Their company, Charleston Tea Plantation, has over 127 acres planted to tea. The plants are home to descendants of bushes brought to the United States over 100 years ago. The tea is harvested every 15-18 days from the first flush (first tea of the year) in May through the month of October. No insecticides or fungicides are used, thus producing a cleaner, purer tea than the imports.

Tea is grown on green bushes that are about three and a half feet tall and clipped perfectly flat on top like rows of neat English hedges. The whole operation is lovely to see including the Spanish moss-laden century-old live oak trees.

American Classic Tea is harvested by a one-of-a-kind large, green harvesting machine that was designed by Mr. Fleming and performs equally as well as hand labor. Having grown up on a South Carolina cotton and tobacco farm, Fleming designed the diesel, four-wheel drive machine that is a cross between a cotton picker and a tobacco harvester.

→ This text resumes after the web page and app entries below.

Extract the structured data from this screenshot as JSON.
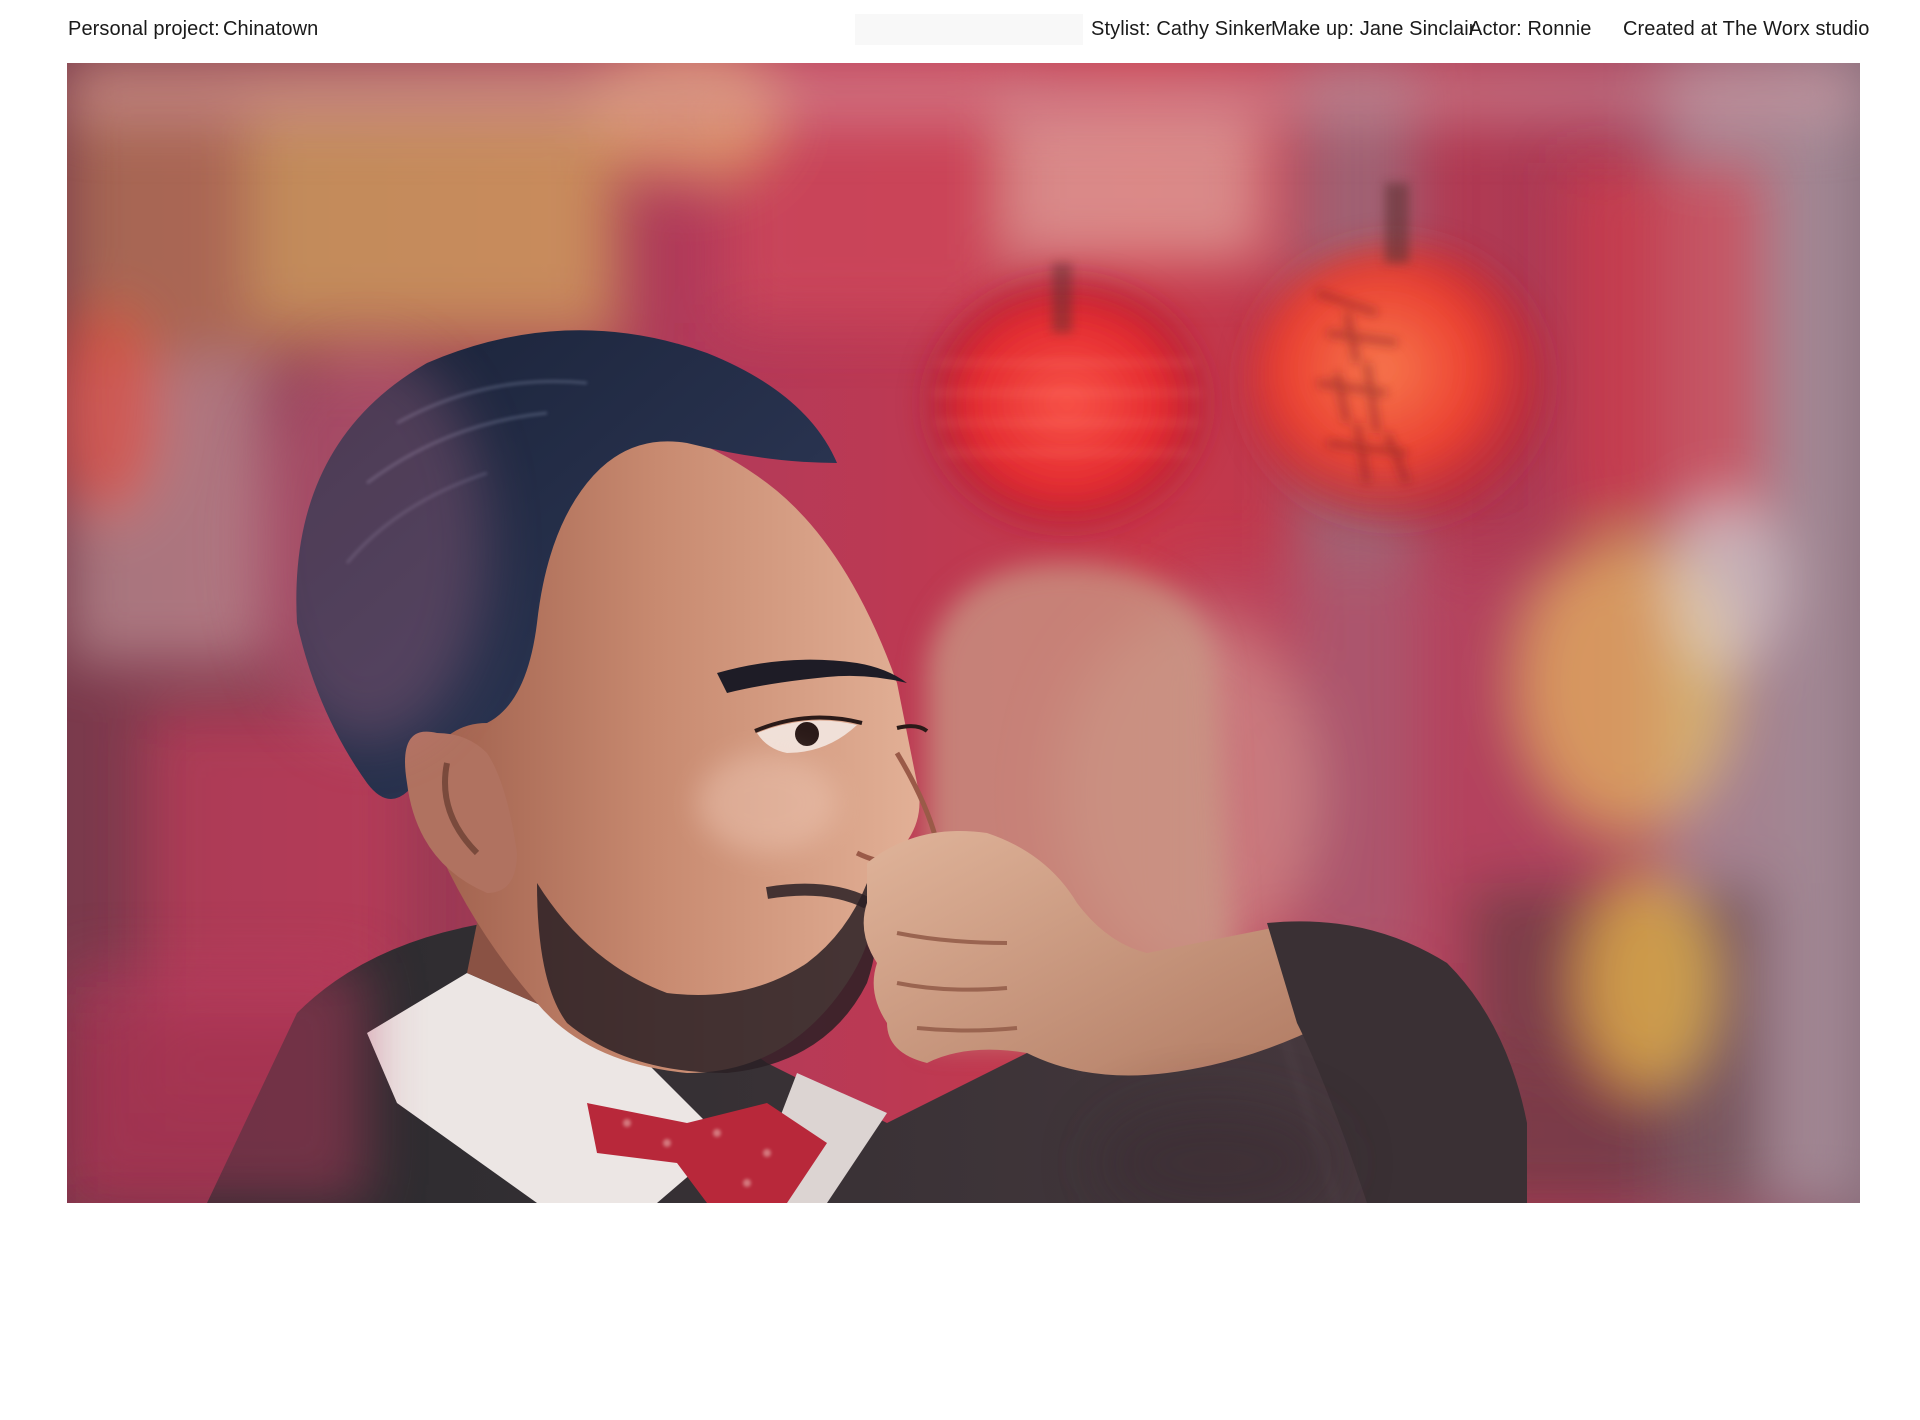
{
  "header": {
    "project_label": "Personal project:",
    "project_name": "Chinatown",
    "stylist": "Stylist: Cathy Sinker",
    "makeup": "Make up: Jane Sinclair",
    "actor": "Actor: Ronnie",
    "studio": "Created at The Worx studio"
  },
  "colors": {
    "background": "#ffffff",
    "text": "#1a1a1a",
    "lantern_red": "#e8282c",
    "backdrop_magenta": "#b83a5e"
  }
}
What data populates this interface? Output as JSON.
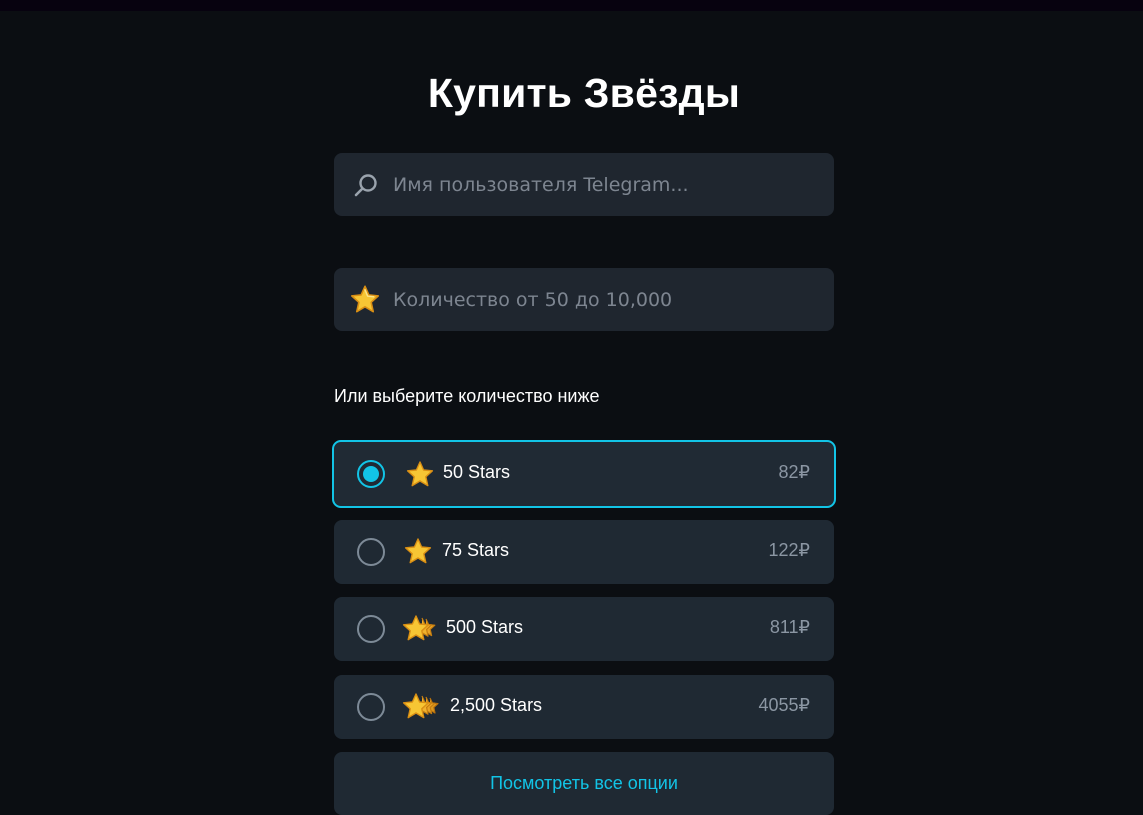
{
  "page": {
    "title": "Купить Звёзды"
  },
  "search": {
    "placeholder": "Имя пользователя Telegram...",
    "value": "",
    "icon": "search-icon"
  },
  "amount": {
    "placeholder": "Количество от 50 до 10,000",
    "value": "",
    "icon": "star-icon"
  },
  "options_label": "Или выберите количество ниже",
  "options": [
    {
      "label": "50 Stars",
      "price": "82₽",
      "selected": true,
      "icon": "star-icon"
    },
    {
      "label": "75 Stars",
      "price": "122₽",
      "selected": false,
      "icon": "star-icon"
    },
    {
      "label": "500 Stars",
      "price": "811₽",
      "selected": false,
      "icon": "stacked-stars-icon"
    },
    {
      "label": "2,500 Stars",
      "price": "4055₽",
      "selected": false,
      "icon": "stacked-stars-icon"
    }
  ],
  "view_all_label": "Посмотреть все опции",
  "colors": {
    "background": "#0b0e12",
    "card": "#1f2933",
    "accent": "#12c4e6",
    "star": "#f5b82e",
    "muted_text": "#8b96a3"
  }
}
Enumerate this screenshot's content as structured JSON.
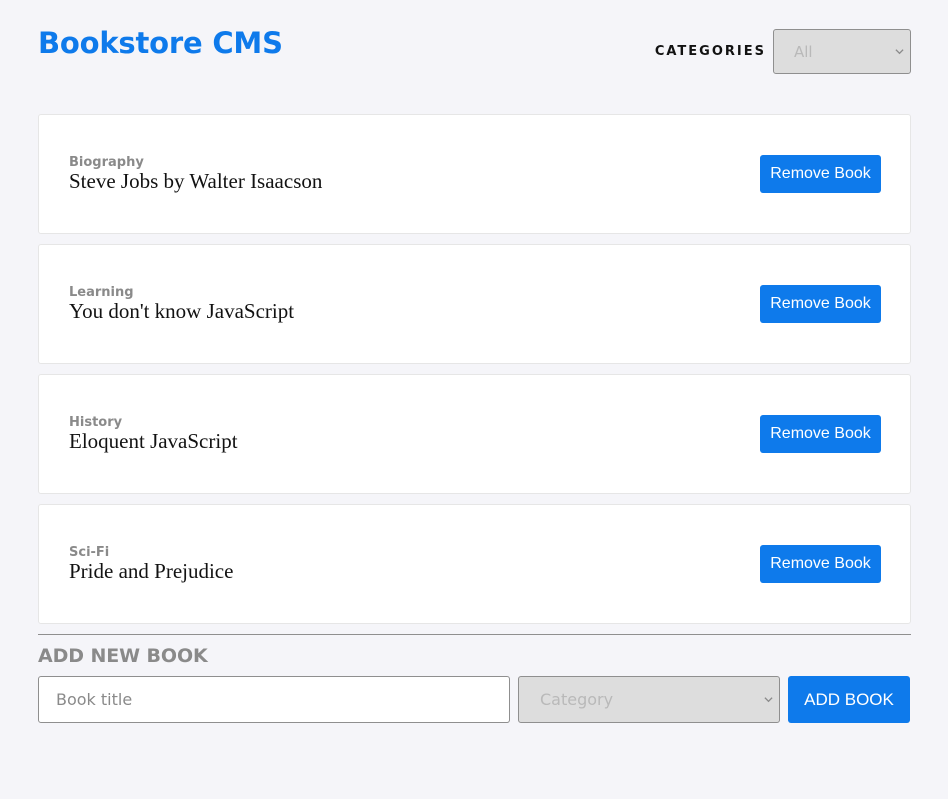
{
  "header": {
    "title": "Bookstore CMS",
    "filter_label": "CATEGORIES",
    "filter_value": "All"
  },
  "books": [
    {
      "category": "Biography",
      "title": "Steve Jobs by Walter Isaacson",
      "remove_label": "Remove Book"
    },
    {
      "category": "Learning",
      "title": "You don't know JavaScript",
      "remove_label": "Remove Book"
    },
    {
      "category": "History",
      "title": "Eloquent JavaScript",
      "remove_label": "Remove Book"
    },
    {
      "category": "Sci-Fi",
      "title": "Pride and Prejudice",
      "remove_label": "Remove Book"
    }
  ],
  "form": {
    "heading": "ADD NEW BOOK",
    "title_placeholder": "Book title",
    "title_value": "",
    "category_placeholder": "Category",
    "submit_label": "ADD BOOK"
  },
  "colors": {
    "accent": "#0e7aeb",
    "background": "#f5f5f9",
    "card": "#ffffff",
    "muted_text": "#8a8a8a"
  },
  "icons": {
    "select_arrow": "chevron-down-icon"
  }
}
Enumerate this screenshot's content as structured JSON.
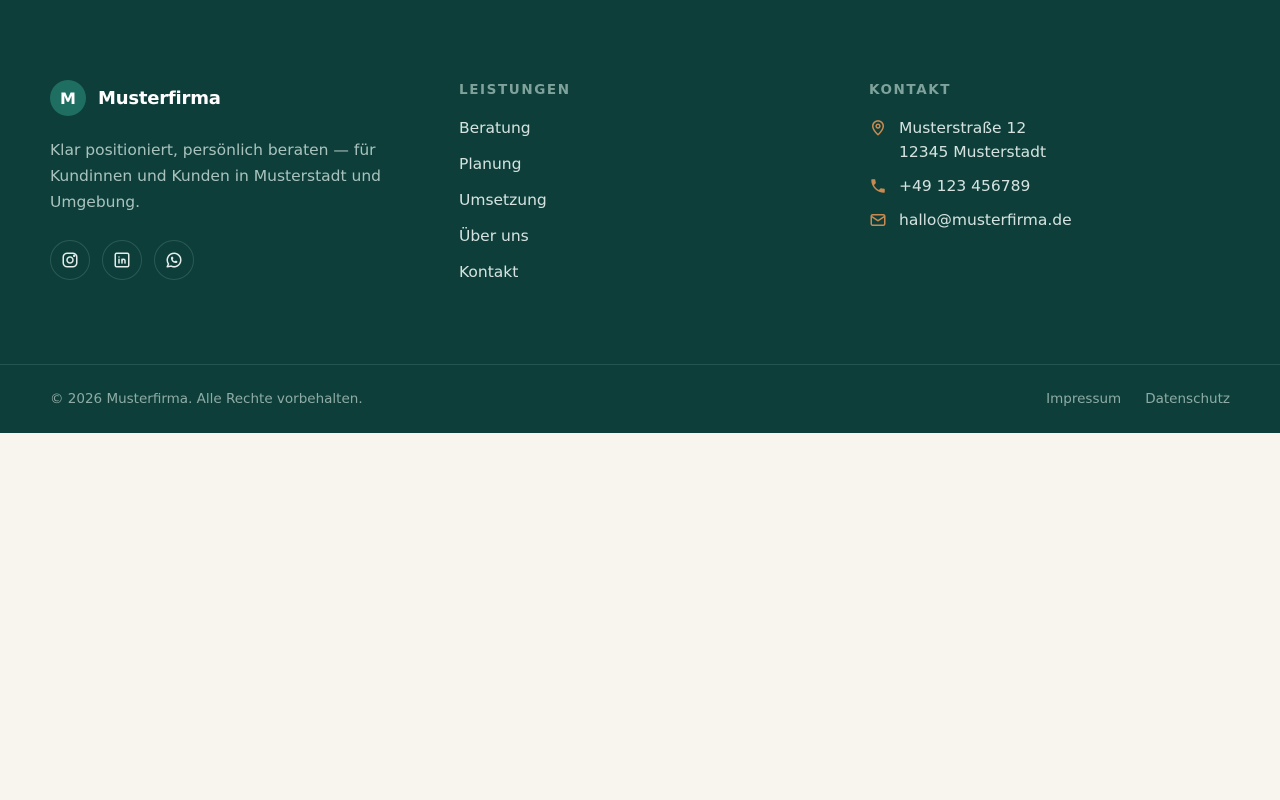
{
  "brand": {
    "badge": "M",
    "name": "Musterfirma",
    "description": "Klar positioniert, persönlich beraten — für Kundinnen und Kunden in Musterstadt und Umgebung.",
    "socials": [
      {
        "icon": "instagram-icon"
      },
      {
        "icon": "linkedin-icon"
      },
      {
        "icon": "whatsapp-icon"
      }
    ]
  },
  "services": {
    "title": "LEISTUNGEN",
    "items": [
      "Beratung",
      "Planung",
      "Umsetzung",
      "Über uns",
      "Kontakt"
    ]
  },
  "contact": {
    "title": "KONTAKT",
    "address_line1": "Musterstraße 12",
    "address_line2": "12345 Musterstadt",
    "phone": "+49 123 456789",
    "email": "hallo@musterfirma.de",
    "icons": [
      "map-pin-icon",
      "phone-icon",
      "mail-icon"
    ]
  },
  "bottom": {
    "copyright": "© 2026 Musterfirma. Alle Rechte vorbehalten.",
    "impressum": "Impressum",
    "datenschutz": "Datenschutz"
  },
  "colors": {
    "footer_bg": "#0d3e39",
    "accent": "#c98a52",
    "badge": "#1f6e62",
    "page_bg": "#f8f5ef"
  }
}
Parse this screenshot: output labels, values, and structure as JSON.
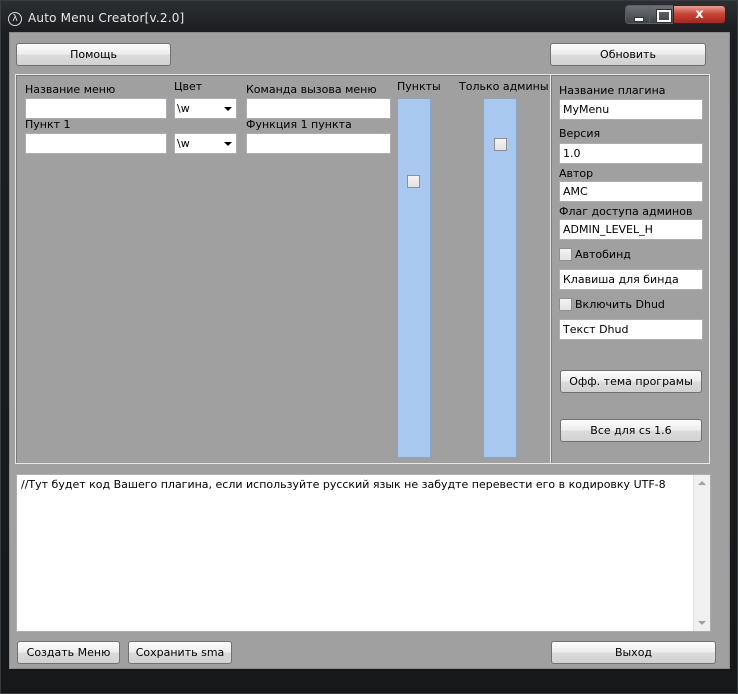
{
  "window": {
    "title": "Auto Menu Creator[v.2.0]",
    "close_label": "x"
  },
  "toolbar": {
    "help_label": "Помощь",
    "refresh_label": "Обновить"
  },
  "menu_panel": {
    "menu_name_label": "Название меню",
    "menu_name_value": "",
    "color_label": "Цвет",
    "color_value": "\\w",
    "command_label": "Команда вызова меню",
    "command_value": "",
    "item1_label": "Пункт 1",
    "item1_value": "",
    "item1_color_value": "\\w",
    "func1_label": "Функция 1 пункта",
    "func1_value": "",
    "items_header": "Пункты",
    "admins_only_header": "Только  админы"
  },
  "plugin_panel": {
    "plugin_name_label": "Название плагина",
    "plugin_name_value": "MyMenu",
    "version_label": "Версия",
    "version_value": "1.0",
    "author_label": "Автор",
    "author_value": "AMC",
    "admin_flag_label": "Флаг доступа админов",
    "admin_flag_value": "ADMIN_LEVEL_H",
    "autobind_label": "Автобинд",
    "bind_key_value": "Клавиша для бинда",
    "dhud_label": "Включить Dhud",
    "dhud_text_value": "Текст Dhud",
    "official_topic_label": "Офф. тема програмы",
    "all_for_cs_label": "Все для cs 1.6"
  },
  "code_area": {
    "text": "//Тут будет код Вашего плагина, если используйте русский язык не забудте перевести его в кодировку UTF-8"
  },
  "bottom": {
    "create_label": "Создать Меню",
    "save_label": "Сохранить sma",
    "exit_label": "Выход"
  }
}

Only the new leaves are cut from the top of the bushes. The leaves are then brought into the factory for withering, curing, manufacturing preparation and packaging. Hence, the freshness of the tea cannot be equaled.

Visiting hours are 10:00 a.m. to 3:00 p.m. Monday-Thursday. There is no charge and no reservations are necessary. Visitors will see the only tea plants in America and listen to the staff tell about the exciting world of tea production. After a stroll down the oak-lined drive, guests may enjoy a complimentary glass of American Classic Tea in the gazebo. The complete line of teas and related items are sold at the conclusion of the tour.

South Carolina Act



Whereas, a member of the Camellia family, Camellia sinensis, most commonly known as tea, is the world's most popular beverage excepting water; and

Whereas, South Carolina is the first place in the United States where tea was grown having been planted in the South Carolina Lowcountry outside of Charleston in 1799 at what is now Middleton Place; and

Whereas, South Carolina contains a unique combination of factors that makes tea production possible; and

Whereas, quality tea was produced successfully by Dr. Charles Shepard at Pinehurst Tea Plantation near Summerville circa 1888 and continued for over twenty-five years; and

Whereas, subsequent to its introduction in America, commercial tea production also was attempted in South Carolina in Greenville, in Georgetown, and in Ravenel; and

Whereas, most recently tea is being produced in the tradition of Dr. Shepard on Wadmalaw Island from plants descended from the tea planted near Summerville over one hundred years ago; and

Whereas, with improved plant horticulture and the invention of unique machinery to harvest the delicate leaves, Mack Fleming and William B. Hall of American Classic Tea are growing, harvesting, drying, grading, and packaging this beverage again on Wadmalaw Island; and

Whereas, it is recognized that tea is unique to South Carolina in that South Carolina is the only state to have ever produced tea commercially, and with the revitalizing of an industry that flourished at the turn of the century, it is appropriate that this beverage be so recognized as the official hospitality beverage of the State. Now, therefore,

Be it enacted by the General Assembly of the State of South Carolina:

Tea designated state hospitality beverage

SECTION 1. The 1976 Code is amended by adding:

"Section 1-1-692. South Carolina grown tea is designated as the official hospitality beverage of the State."

Time effective

SECTION 2. This act takes effect upon approval by the Governor.

Approved the 10th day of April, 1995.

South Carolina Law

The law designating South Carolina grown tea as the official South Carolina state beverage is found in the South Carolina Code of Laws, Title 1, Chapter 1, Article 9, Section 1-1-692.

Title 1 - Administration of the Government
SECTION 1-1-692

SECTION 1-1-692. Official State beverage
South Carolina grown tea is designated as the official hospitality beverage of the State.

State Foods
State Foods Symbols

List Official US State Foods